An ambulance driver once asked me, as I called them in fear of answering suicidal thoughts following a bad relationship, why I, such a pretty girl could even have problems like this?! A flippant remark, sure. No harm done. If you think about it though; I was crying on the doorsteps of my home, contemplating suicide and the first thing that came to the ambulance driver’s mind was to console me by objectifying me?
This is a recount of my immediate surroundings. There are so many other stories I have come to learn about, but again I would sit here for a very long time if I had to recall every single one.
So, dear men,
when you say ‘not all men’ — which men exactly are you telling me are with 100% certainty safe? Because I don’t know, and I don’t think you do either.
I watch a good friend of mine tell his teenage daughter to not do this, or that he worries because he knows what men are like! Why do you say that when you claim so loudly ‘not all men’? I don’t know one man who has a daughter that hasn’t used the line “I know what men are like!” when trying to convince their child to not go somewhere or do something. Why is that if you now are trying to reassure us all ‘not all men’ are to fear?
I have to be wary when I go meet my friends for drinks. My mother has to bring her phone when she walks her dog in her countryside surroundings. My daughter calls me if she is walking alone IN DAYLIGHT so I can offer her comfort and security. My friends tell me to text each other when having gotten home safely and to always note the taxi driver’s licence. Always!
With that in mind, I would like to ask you again, as you are so adamant that Sarah Everard’s horrifyingly heart-breaking murder was a “freak” incident and as I have given you accounts of a few different people in my immediate circle, experiences in four different countries, including your own — which men are safe for me to walk alongside, alone in the dark? Or if not that, which men can I point out to stand beside of when ordering a drink at the bar, without receiving a sleazy comment or being groped by? Which men would you leave your own daughter alone with?

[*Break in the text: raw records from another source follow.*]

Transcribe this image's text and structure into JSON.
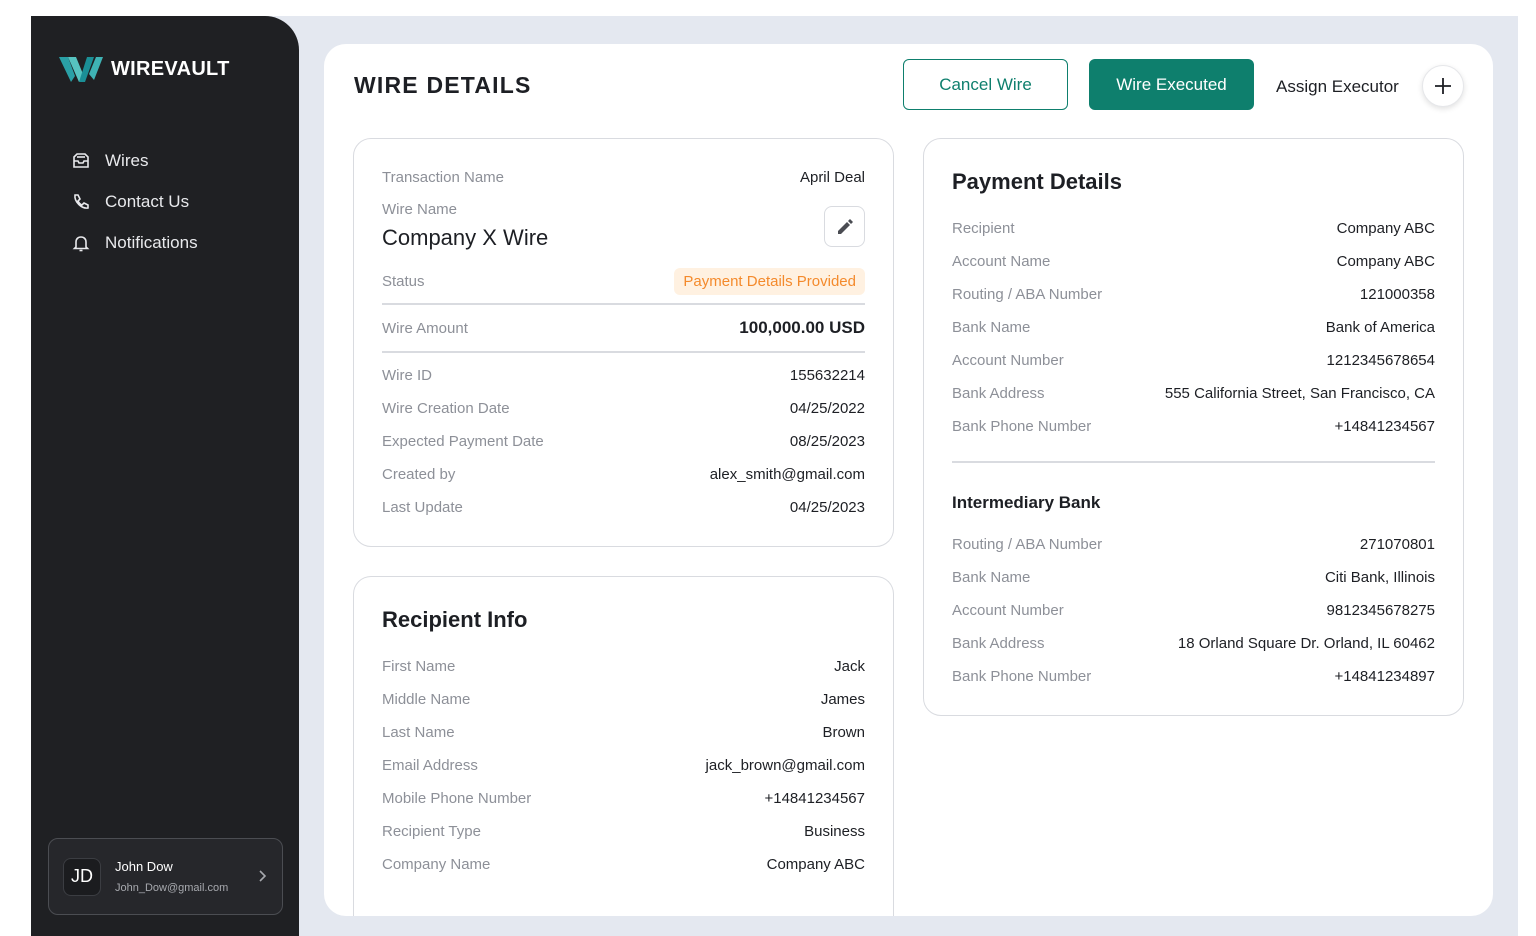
{
  "app": {
    "brand": "WIREVAULT"
  },
  "sidebar": {
    "items": [
      {
        "label": "Wires",
        "icon": "inbox-icon"
      },
      {
        "label": "Contact Us",
        "icon": "phone-icon"
      },
      {
        "label": "Notifications",
        "icon": "bell-icon"
      }
    ],
    "user": {
      "initials": "JD",
      "name": "John Dow",
      "email": "John_Dow@gmail.com"
    }
  },
  "header": {
    "title": "WIRE DETAILS",
    "cancel_label": "Cancel Wire",
    "executed_label": "Wire Executed",
    "assign_label": "Assign Executor"
  },
  "wire": {
    "transaction_label": "Transaction Name",
    "transaction_value": "April Deal",
    "wire_name_label": "Wire Name",
    "wire_name_value": "Company X Wire",
    "status_label": "Status",
    "status_value": "Payment Details Provided",
    "amount_label": "Wire Amount",
    "amount_value": "100,000.00 USD",
    "fields": [
      {
        "label": "Wire ID",
        "value": "155632214"
      },
      {
        "label": "Wire Creation Date",
        "value": "04/25/2022"
      },
      {
        "label": "Expected Payment Date",
        "value": "08/25/2023"
      },
      {
        "label": "Created by",
        "value": "alex_smith@gmail.com"
      },
      {
        "label": "Last Update",
        "value": "04/25/2023"
      }
    ]
  },
  "recipient": {
    "title": "Recipient Info",
    "fields": [
      {
        "label": "First Name",
        "value": "Jack"
      },
      {
        "label": "Middle Name",
        "value": "James"
      },
      {
        "label": "Last Name",
        "value": "Brown"
      },
      {
        "label": "Email Address",
        "value": "jack_brown@gmail.com"
      },
      {
        "label": "Mobile Phone Number",
        "value": "+14841234567"
      },
      {
        "label": "Recipient Type",
        "value": "Business"
      },
      {
        "label": "Company Name",
        "value": "Company ABC"
      }
    ]
  },
  "payment": {
    "title": "Payment Details",
    "fields": [
      {
        "label": "Recipient",
        "value": "Company ABC"
      },
      {
        "label": "Account Name",
        "value": "Company ABC"
      },
      {
        "label": "Routing / ABA Number",
        "value": "121000358"
      },
      {
        "label": "Bank Name",
        "value": "Bank of America"
      },
      {
        "label": "Account Number",
        "value": "1212345678654"
      },
      {
        "label": "Bank Address",
        "value": "555 California Street, San Francisco, CA"
      },
      {
        "label": "Bank Phone Number",
        "value": "+14841234567"
      }
    ],
    "intermediary_title": "Intermediary Bank",
    "intermediary": [
      {
        "label": "Routing / ABA Number",
        "value": "271070801"
      },
      {
        "label": "Bank Name",
        "value": "Citi Bank, Illinois"
      },
      {
        "label": "Account Number",
        "value": "9812345678275"
      },
      {
        "label": "Bank Address",
        "value": "18 Orland Square Dr. Orland, IL 60462"
      },
      {
        "label": "Bank Phone Number",
        "value": "+14841234897"
      }
    ]
  },
  "colors": {
    "accent": "#0e7f6d",
    "sidebar": "#1f2023",
    "badge_bg": "#fff1e1",
    "badge_text": "#f48a2c"
  }
}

I watch my friend who has a teenage son and a teenage daughter and how he celebrates his son’s success with women in a perhaps chauvinistic proud way, if you know what I mean — in the same breath he tells his daughter to be vigilant. Exactly the same conversation I had with my mum many years ago.
Change the dialogue with your sons because only then can we make a change for your daughters, and only then can we all join in with your hashtag #notallmen — believe it or not, #allwomen want that too to be the truth, more than anything! More than you!